Radio veteran Henry to challenge Pashinski for state rep

By Jennifer Learn-Andes and Bill O’Boyle -
Henry and Pashinski -

WILKES-BARRE — Here’s something to talk about.

Former long-running WILK Radio host Sue Henry is running as a Republican for state representative against Democratic incumbent Rep. Eddie Day Pashinski this November.

The opportunity is available because Gregory Wolovich Jr., the Republican nominee in the 121st Legislative District, is vacating the slot solely because he believes Henry would be a better fit.

“I will never give up my passion for people, but right at this time, I think she’s the best option,” said the 25-year-old Hanover Township resident. “I think this is in the best interest of the people of the district.”

Wolovich said he decided to offer his nomination to Henry after her radio post abruptly ended last month due to a contract negotiation impasse.

Henry has a “long, extensive career” talking to the public about their concerns and has a thorough understanding of the issues, which are both “great assets,” he said.

“She has a lot of energy and passion, and she can take the views of the people to Harrisburg,” said Wolovich, a quality assurance technician at the Wegmans Food Markets distribution center in Pottsville.

Henry, 53, of Hanover Township, said Wolovich and others approached her about the run, stressing she had no idea before her radio departure that it would be offered.

The county Republican Party must formally name Wolovich’s replacement, but Henry said party leaders have indicated the nomination is hers.

‘Listening to people’

An adjunct faculty member and overseer of the radio station at King’s College in Wilkes-Barre, Henry said she has been interested in public office for many years while working in the media field, particularly at public events when she would reflect on what she would have done as an elected official in various situations.

“I’ve talked about ideas for 16 years and learned a lot from listening to people,” Henry said.

Property tax reform and the opioid crisis are among the most pressing issues she would address, she said.

Henry said she would back legislation to eliminate or drastically reduce reliance on real estate taxes to fund public education through other means, such as increasing the state’s personal income and sales taxes.

The ongoing lists of property owners facing the auctioning of their real estate due to delinquent taxes is a “disgrace,” said Henry, describing the current school taxation structure as “outrageous, unacceptable and archaic.”

“It’s time to spread this burden,” she said, asserting Pashinski has not “lifted a finger” to advance taxation change. “Where has he been for 11 years?”

Comprehensive options are needed to address drug addiction and prevention, including focus on eliminating the stigma for people who are impacted and “suffering in silence,” she said, noting the stress the problem has placed on police, courts and prisons.

“It’s expensive and heartbreaking and needs a solution,” Henry said.

If elected, Henry said she also would highlight the area’s “rich and important” history, from mining to natives who made significant contributions.

“I don’t want to dwell on only things that are wrong.
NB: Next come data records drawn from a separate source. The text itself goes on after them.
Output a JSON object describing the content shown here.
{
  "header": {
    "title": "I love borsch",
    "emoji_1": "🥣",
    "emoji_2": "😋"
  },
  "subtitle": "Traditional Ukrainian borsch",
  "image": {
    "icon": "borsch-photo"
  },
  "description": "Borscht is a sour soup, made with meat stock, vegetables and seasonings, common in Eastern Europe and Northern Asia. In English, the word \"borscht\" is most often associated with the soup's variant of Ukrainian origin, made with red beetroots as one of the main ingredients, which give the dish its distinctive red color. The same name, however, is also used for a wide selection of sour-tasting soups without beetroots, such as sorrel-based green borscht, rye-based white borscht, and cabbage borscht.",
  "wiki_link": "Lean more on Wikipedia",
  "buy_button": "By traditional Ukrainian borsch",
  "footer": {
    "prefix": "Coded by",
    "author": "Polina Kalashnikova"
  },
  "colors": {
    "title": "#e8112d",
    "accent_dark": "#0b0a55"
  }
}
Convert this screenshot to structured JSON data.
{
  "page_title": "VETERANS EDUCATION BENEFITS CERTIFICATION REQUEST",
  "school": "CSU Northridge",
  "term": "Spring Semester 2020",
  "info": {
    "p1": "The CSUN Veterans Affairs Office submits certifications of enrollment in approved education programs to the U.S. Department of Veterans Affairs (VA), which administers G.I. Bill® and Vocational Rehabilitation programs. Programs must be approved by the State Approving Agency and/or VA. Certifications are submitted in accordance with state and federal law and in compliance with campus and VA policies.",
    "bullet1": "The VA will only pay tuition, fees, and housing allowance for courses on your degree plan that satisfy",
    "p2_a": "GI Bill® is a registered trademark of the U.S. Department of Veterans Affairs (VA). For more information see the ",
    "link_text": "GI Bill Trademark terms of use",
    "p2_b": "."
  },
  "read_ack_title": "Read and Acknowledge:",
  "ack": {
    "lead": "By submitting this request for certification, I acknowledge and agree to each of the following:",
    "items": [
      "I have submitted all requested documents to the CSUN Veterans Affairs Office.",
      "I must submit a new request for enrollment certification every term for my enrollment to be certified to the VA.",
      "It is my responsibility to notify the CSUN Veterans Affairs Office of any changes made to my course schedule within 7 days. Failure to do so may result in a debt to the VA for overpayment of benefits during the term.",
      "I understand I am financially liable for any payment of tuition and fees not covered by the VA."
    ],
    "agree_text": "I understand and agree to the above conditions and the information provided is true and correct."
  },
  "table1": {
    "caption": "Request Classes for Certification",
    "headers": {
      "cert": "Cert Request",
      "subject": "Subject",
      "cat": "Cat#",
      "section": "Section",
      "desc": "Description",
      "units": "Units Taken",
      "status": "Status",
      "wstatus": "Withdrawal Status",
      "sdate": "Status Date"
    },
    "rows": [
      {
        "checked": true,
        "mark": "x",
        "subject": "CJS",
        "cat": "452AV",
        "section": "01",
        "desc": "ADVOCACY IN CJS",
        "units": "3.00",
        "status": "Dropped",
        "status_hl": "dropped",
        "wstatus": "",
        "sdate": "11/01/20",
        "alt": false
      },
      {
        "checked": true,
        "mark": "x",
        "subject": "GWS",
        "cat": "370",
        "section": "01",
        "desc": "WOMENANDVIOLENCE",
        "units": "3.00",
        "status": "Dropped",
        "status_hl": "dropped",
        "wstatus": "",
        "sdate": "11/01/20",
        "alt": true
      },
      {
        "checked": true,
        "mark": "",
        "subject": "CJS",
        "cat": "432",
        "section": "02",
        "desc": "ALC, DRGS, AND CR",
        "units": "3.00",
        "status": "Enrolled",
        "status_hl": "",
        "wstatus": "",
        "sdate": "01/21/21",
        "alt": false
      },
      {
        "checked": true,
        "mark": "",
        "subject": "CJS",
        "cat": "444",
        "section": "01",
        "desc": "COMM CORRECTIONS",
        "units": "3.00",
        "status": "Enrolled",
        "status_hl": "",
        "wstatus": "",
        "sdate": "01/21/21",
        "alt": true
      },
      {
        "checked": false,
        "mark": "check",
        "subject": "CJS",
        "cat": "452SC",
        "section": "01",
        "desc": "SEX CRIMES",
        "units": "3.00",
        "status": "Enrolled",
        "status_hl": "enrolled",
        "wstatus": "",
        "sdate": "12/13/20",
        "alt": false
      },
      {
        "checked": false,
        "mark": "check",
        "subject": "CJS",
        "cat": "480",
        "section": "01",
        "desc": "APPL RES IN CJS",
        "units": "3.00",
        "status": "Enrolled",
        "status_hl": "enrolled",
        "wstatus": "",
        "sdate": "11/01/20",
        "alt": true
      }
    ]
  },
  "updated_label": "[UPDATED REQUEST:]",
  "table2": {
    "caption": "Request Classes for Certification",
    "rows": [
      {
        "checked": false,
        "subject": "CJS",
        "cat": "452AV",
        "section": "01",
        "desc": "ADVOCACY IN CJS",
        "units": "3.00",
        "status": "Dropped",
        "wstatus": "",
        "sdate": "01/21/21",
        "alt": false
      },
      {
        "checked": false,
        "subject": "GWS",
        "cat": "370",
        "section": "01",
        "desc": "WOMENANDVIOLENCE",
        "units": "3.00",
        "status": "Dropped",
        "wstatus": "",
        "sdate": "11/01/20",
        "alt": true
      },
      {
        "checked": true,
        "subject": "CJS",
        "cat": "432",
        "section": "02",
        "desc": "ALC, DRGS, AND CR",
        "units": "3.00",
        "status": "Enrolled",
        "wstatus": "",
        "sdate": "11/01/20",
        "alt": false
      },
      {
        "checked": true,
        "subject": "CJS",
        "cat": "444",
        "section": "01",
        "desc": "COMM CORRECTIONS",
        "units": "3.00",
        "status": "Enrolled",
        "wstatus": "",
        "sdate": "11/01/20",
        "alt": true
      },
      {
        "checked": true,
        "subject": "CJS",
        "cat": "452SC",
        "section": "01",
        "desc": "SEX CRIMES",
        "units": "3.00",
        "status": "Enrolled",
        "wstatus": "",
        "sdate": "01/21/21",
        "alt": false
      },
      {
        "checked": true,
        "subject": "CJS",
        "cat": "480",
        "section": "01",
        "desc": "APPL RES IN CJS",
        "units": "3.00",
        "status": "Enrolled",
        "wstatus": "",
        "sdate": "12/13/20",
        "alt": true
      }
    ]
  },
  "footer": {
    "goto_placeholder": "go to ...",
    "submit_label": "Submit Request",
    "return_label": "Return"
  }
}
I want people to once again be proud of where they came from,” she said.

Pashinski responds

Pashinski, 72, said he had heard the news and said he gives credit to anyone who stands up to run for office.

“They have the right to run and if they choose to do so, I give them credit for doing it,” Pashinski said. “I’m going to continue to do the work that brought me to the privilege of serving — health care, education, and protecting American citizens — their working rights, their voting rights and their civil rights.”

Pashinski is seeking his seventh two-year term in the legislature.

Pashinski said for the last four years, he has been working on helping grandparents who are raising their grandchildren. His legislation — House Bill 1539 — is in the Senate Judiciary Committee for a vote on Tuesday. The bill passed the House unanimously.

The bill, called the Temporary Emergency Guardianship, would allow grandparents temporary “in loco-parentis” — Latin for “in the place of a parent” — giving the grandparents the authority to enroll their grandchildren in school or school activities and to receive medical procedures.

“These are issues critical to grandparents raising their grandchildren,” Pashinski said.

Henry and Pashinski and Pashinski

By Jennifer Learn-Andes and Bill O’Boyle

Reach Jennifer Learn-Andes at 570-991-6388 or on Twitter @TLJenLearnAndes.

Reach Jennifer Learn-Andes at 570-991-6388 or on Twitter @TLJenLearnAndes.